Prices can move very fast, especially in volatile markets such as crypto. To avoid unexpected falls and dramatic consequences experienced traders always use stop-loss orders.

Stop-loss orders allow you to react to the market changes immediately and save big positions from becoming big losses. It is one of the most important and basic risk management tools in cryptocurrency trading.

Speaking simply, stop-loss is the price level at which you agree to take a loss and sell your digital assets until their value hasn’t declined even further.

Cutting losses while they are relatively small prevents overly optimistic expectations that falling prices will soon reverse, although they only keep diving deeper.

How do I Set a Stop-Loss Order?

It’s on you to decide how much you can afford to lose with each trade. This might be 5% or 7% or even 10% of your initial amount invested into specific crypto. The percentage here only depends on how risk-tolerant you are as a trader.

However, do not forget that stop-loss and position size go hand in hand. If you increase the position, tighten the stop-loss, and if you increase the stop-loss level, it’s best to lower the amount of assets in an open position.

If you’ve bought a certain asset gradually and at a range of prices it could be best to set the stop-loss below the average price of all the orders to minimize the risk.

A common joke among traders is that those who don’t use stop-losses become investors. There’s so much truth in it. If you don’t want to learn this the hard way, make stop-loss your everyday tool and control your cryptocurrency trades.

Why You Should Care?

Well defined rules and trading discipline brings structure and stability to a trader’s life. Clearly set goals and proper risk management rules keep trades under control and help to increase the returns. Not to mention the fact, they save from volatile market conditions, hasty decisions, and emotional purchases that rarely end well.

This article is for information purposes only and should not be considered trading or investment advice. Nothing herein shall be construed as financial, legal, or tax advice. Trading forex, cryptocurrencies, and CFDs pose a considerable risk of loss.

Simona Ram

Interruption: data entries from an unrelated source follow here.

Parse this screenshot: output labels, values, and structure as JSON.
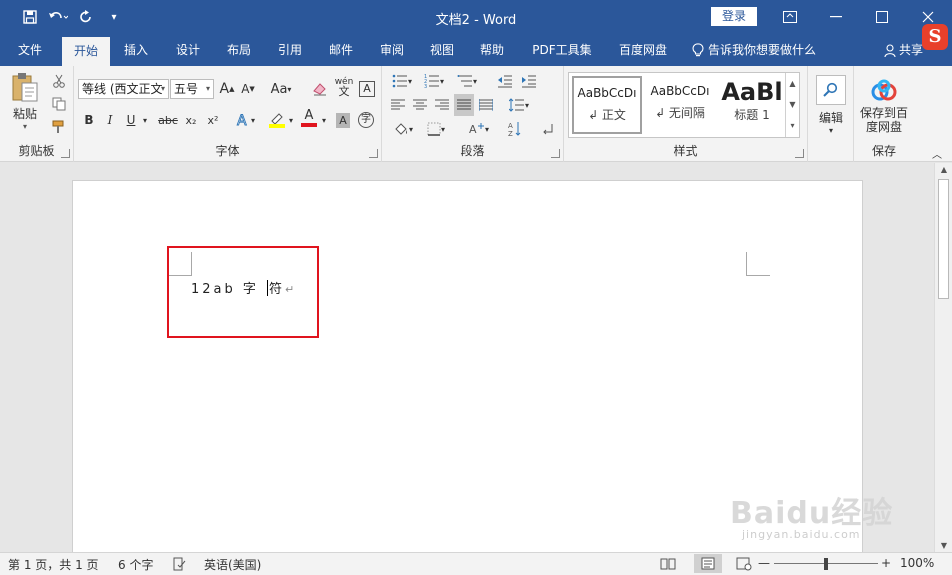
{
  "window": {
    "title": "文档2  -  Word",
    "login_label": "登录"
  },
  "quick_access": {
    "save_icon": "save-icon",
    "undo_icon": "undo-icon",
    "redo_icon": "redo-icon"
  },
  "tabs": [
    {
      "label": "文件"
    },
    {
      "label": "开始"
    },
    {
      "label": "插入"
    },
    {
      "label": "设计"
    },
    {
      "label": "布局"
    },
    {
      "label": "引用"
    },
    {
      "label": "邮件"
    },
    {
      "label": "审阅"
    },
    {
      "label": "视图"
    },
    {
      "label": "帮助"
    },
    {
      "label": "PDF工具集"
    },
    {
      "label": "百度网盘"
    }
  ],
  "tell_me": "告诉我你想要做什么",
  "share_label": "共享",
  "ribbon": {
    "clipboard": {
      "label": "剪贴板",
      "paste_label": "粘贴"
    },
    "font": {
      "label": "字体",
      "font_name": "等线 (西文正文",
      "font_size": "五号",
      "change_case": "Aa",
      "bold": "B",
      "italic": "I",
      "underline": "U",
      "strike": "abc",
      "sub": "x₂",
      "sup": "x²",
      "pinyin": "wén",
      "char_border": "A",
      "char_shade": "A",
      "enclose": "字",
      "grow": "A",
      "shrink": "A"
    },
    "paragraph": {
      "label": "段落"
    },
    "styles": {
      "label": "样式",
      "items": [
        {
          "sample": "AaBbCcDı",
          "name": "↲ 正文"
        },
        {
          "sample": "AaBbCcDı",
          "name": "↲ 无间隔"
        },
        {
          "sample": "AaBl",
          "name": "标题 1"
        }
      ]
    },
    "editing": {
      "label": "编辑"
    },
    "save": {
      "label": "保存",
      "button_label": "保存到百度网盘"
    }
  },
  "document": {
    "text_before_caret": "12ab 字 ",
    "text_after_caret": "符",
    "para_mark": "↵"
  },
  "statusbar": {
    "page_info": "第 1 页，共 1 页",
    "word_count": "6 个字",
    "language": "英语(美国)",
    "zoom": "100%"
  },
  "watermark": {
    "text": "Baidu经验",
    "sub": "jingyan.baidu.com"
  },
  "colors": {
    "brand": "#2b579a",
    "highlight_box": "#e0141e",
    "font_color_bar": "#e0141e",
    "highlight_bar": "#ffff00"
  }
}
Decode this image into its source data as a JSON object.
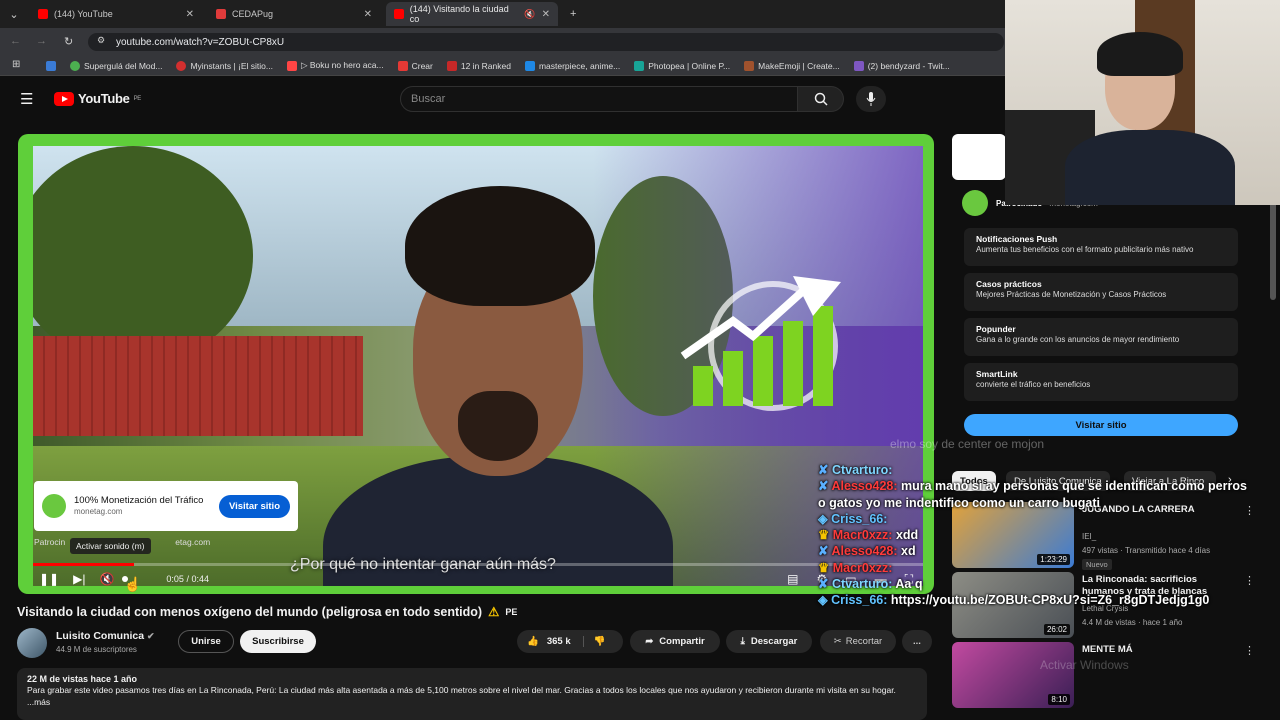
{
  "browser": {
    "tabs": [
      {
        "title": "(144) YouTube",
        "color": "#ff0000"
      },
      {
        "title": "CEDAPug",
        "color": "#e03b3b"
      },
      {
        "title": "(144) Visitando la ciudad co",
        "color": "#ff0000"
      }
    ],
    "url": "youtube.com/watch?v=ZOBUt-CP8xU",
    "bookmarks": [
      "Supergulá del Mod...",
      "Myinstants | ¡El sitio...",
      "▷ Boku no hero aca...",
      "Crear",
      "12 in Ranked",
      "masterpiece, anime...",
      "Photopea | Online P...",
      "MakeEmoji | Create...",
      "(2) bendyzard - Twit..."
    ]
  },
  "masthead": {
    "brand": "YouTube",
    "country": "PE",
    "search_placeholder": "Buscar"
  },
  "player": {
    "ad": {
      "title": "100% Monetización del Tráfico",
      "domain": "monetag.com",
      "button": "Visitar sitio",
      "sponsor_prefix": "Patrocin",
      "sponsor_suffix": "etag.com"
    },
    "tooltip": "Activar sonido (m)",
    "subtitle": "¿Por qué no intentar ganar aún más?",
    "time": "0:05 / 0:44",
    "progress": 0.114
  },
  "video": {
    "title": "Visitando la ciudad con menos oxígeno del mundo (peligrosa en todo sentido)",
    "country_badge": "PE",
    "channel": "Luisito Comunica",
    "subscribers": "44.9 M de suscriptores",
    "join": "Unirse",
    "subscribe": "Suscribirse",
    "likes": "365 k",
    "share": "Compartir",
    "download": "Descargar",
    "clip": "Recortar",
    "more": "...",
    "views_date": "22 M de vistas  hace 1 año",
    "description": "Para grabar este video pasamos tres días en La Rinconada, Perú: La ciudad más alta asentada a más de 5,100 metros sobre el nivel del mar. Gracias a todos los locales que nos ayudaron y recibieron durante mi visita en su hogar.",
    "desc_more": "...más"
  },
  "side_ad": {
    "sponsor_label": "Patrocinado",
    "domain": "· monetag.com",
    "rows": [
      {
        "title": "Notificaciones Push",
        "text": "Aumenta tus beneficios con el formato publicitario más nativo"
      },
      {
        "title": "Casos prácticos",
        "text": "Mejores Prácticas de Monetización y Casos Prácticos"
      },
      {
        "title": "Popunder",
        "text": "Gana a lo grande con los anuncios de mayor rendimiento"
      },
      {
        "title": "SmartLink",
        "text": "convierte el tráfico en beneficios"
      }
    ],
    "button": "Visitar sitio"
  },
  "chat": {
    "ghost": "elmo soy de center oe mojon",
    "messages": [
      {
        "user": "Ctvarturo:",
        "text": ""
      },
      {
        "user": "Alesso428:",
        "text": "mura mano si ay personas que se identifican como perros o gatos yo me indentifico como un carro bugati"
      },
      {
        "user": "Criss_66:",
        "text": ""
      },
      {
        "user": "Macr0xzz:",
        "text": "xdd"
      },
      {
        "user": "Alesso428:",
        "text": "xd"
      },
      {
        "user": "Macr0xzz:",
        "text": ""
      },
      {
        "user": "Ctvarturo:",
        "text": "Aa q"
      },
      {
        "user": "Criss_66:",
        "text": "https://youtu.be/ZOBUt-CP8xU?si=Z6_r8gDTJedjg1g0"
      }
    ]
  },
  "chips": [
    "Todos",
    "De Luisito Comunica",
    "Viajar a La Rinco"
  ],
  "suggestions": [
    {
      "title": "JUGANDO LA CARRERA",
      "channel": "IEI_",
      "meta": "497 vistas · Transmitido hace 4 días",
      "badge": "Nuevo",
      "duration": "1:23:29",
      "c1": "#e2a23a",
      "c2": "#3b7bd4"
    },
    {
      "title": "La Rinconada: sacrificios humanos y trata de blancas",
      "channel": "Lethal Crysis",
      "meta": "4.4 M de vistas · hace 1 año",
      "badge": "",
      "duration": "26:02",
      "c1": "#8d8d85",
      "c2": "#4a4f55"
    },
    {
      "title": "MENTE MÁ",
      "channel": "",
      "meta": "",
      "badge": "",
      "duration": "8:10",
      "c1": "#c24aa0",
      "c2": "#3a1f55"
    }
  ],
  "watermark": "Activar Windows"
}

Simona Ram is a senior journalist at DailyCoin, who covers the forces and people shaping the Web3 industry and the areas where decentralized crypto assets meet the centralized world. She has experience in business communication within the financial sphere and has a degree in Foreign Languages, which helps her interact effectively with sources from diverse backgrounds. In her free time, Simona enjoys exploring new cultures.